The NACCHO, in a policy statement on recreational water safety, asserts that when public health resources are used to support water safety, preventable illness and injury can be decreased. For these and other reasons, the association is urging " national, state and local health departments and related agencies to engage policymakers, government agencies, non-governmental organizations, businesses and communities to produce and support policies, legislation, regulations, programs, research and resources to promote healthy and safe swimming."

Some of the specific activities to help boost water safety recommended by the NACCHO include:

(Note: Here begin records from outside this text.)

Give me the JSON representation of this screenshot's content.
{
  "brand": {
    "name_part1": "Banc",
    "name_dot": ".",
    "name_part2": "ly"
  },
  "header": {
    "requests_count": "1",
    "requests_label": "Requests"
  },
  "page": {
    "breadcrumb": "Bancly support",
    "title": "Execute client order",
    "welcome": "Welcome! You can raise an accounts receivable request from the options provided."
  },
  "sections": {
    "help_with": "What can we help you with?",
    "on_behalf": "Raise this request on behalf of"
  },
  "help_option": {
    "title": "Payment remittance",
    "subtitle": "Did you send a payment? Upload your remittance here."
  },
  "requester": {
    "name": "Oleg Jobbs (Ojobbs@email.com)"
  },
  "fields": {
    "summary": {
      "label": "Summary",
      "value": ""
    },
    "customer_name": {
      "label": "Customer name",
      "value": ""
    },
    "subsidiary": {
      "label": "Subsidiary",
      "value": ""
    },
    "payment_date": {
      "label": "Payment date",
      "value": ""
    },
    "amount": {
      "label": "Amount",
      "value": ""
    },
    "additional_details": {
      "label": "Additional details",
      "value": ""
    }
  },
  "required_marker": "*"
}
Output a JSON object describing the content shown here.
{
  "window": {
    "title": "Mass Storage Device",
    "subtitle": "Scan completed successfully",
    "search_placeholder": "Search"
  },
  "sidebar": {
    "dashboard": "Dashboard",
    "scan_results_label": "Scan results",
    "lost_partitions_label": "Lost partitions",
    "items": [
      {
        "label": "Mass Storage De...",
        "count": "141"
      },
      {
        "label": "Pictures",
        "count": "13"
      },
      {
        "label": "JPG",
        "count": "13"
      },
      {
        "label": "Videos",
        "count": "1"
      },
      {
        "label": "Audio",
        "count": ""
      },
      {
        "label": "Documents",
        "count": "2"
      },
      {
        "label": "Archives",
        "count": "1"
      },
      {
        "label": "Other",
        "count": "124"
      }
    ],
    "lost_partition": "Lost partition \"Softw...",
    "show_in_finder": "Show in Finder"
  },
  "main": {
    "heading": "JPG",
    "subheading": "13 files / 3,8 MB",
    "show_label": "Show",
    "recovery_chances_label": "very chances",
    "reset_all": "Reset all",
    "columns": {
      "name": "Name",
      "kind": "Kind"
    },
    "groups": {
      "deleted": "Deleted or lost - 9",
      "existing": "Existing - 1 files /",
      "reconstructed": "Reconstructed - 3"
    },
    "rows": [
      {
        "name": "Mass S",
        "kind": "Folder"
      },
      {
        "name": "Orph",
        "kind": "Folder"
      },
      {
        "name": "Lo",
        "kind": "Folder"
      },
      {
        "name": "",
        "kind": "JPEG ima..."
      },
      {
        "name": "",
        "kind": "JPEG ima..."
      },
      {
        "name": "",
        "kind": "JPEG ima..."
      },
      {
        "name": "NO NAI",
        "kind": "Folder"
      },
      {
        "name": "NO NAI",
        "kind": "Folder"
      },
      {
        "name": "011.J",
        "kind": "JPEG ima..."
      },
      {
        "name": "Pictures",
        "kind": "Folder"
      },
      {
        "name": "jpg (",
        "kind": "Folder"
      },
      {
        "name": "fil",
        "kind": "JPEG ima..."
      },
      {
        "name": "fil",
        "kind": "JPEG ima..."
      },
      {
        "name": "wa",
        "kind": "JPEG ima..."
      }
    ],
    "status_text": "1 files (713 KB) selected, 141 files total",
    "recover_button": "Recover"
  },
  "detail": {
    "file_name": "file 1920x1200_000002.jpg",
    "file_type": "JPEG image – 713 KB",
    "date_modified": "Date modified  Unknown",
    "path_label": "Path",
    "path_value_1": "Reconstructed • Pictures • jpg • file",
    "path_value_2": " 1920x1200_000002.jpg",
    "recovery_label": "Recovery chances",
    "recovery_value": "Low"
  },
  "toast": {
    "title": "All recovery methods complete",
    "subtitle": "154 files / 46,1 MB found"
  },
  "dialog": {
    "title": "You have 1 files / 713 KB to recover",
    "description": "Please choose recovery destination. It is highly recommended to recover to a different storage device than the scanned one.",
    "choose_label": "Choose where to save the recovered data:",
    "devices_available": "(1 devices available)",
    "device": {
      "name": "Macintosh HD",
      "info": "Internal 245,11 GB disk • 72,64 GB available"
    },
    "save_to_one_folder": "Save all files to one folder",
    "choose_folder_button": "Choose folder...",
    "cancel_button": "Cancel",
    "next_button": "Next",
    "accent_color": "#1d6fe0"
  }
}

  • Incorporating the Model Aquatic Health Code into local health department policies and practices.
  • Improving regulatory oversight of recreational waters—everything from public pools, spas and splashpads to lakes, rivers and oceans, and even private pools when possible.
  • Implementing standardized water testing guidelines.
  • Increasing funding for local health departments to ensure adequate oversight of recreational water venues, and to help investigate incidents.
  • Promoting communication between pool owners and operators and local health departments.
  • Encouraging owners and operators to earn certifications, such as Certified Pool/Spa Operator or Aquatic Facilities Operator.

By adopting these and other suggestions contained in the policy statement, local, state and national agencies, as well as pool owners and operators, can help ensure safer swimming and water fun for all patrons.

For more information, on the "Looking for Trouble" report, visit: http://www.lookingfortroublestudy.com.

For more information, on the MAHC, visit: http://www.cdc.gov/healthywater/swimming/pools/mahc/.

For more information on the Certified Pool/Spa Operator and Aquatic Facilities Operator certifications, visit: http://www.nspf.org or http://www.nrpa.org/afo.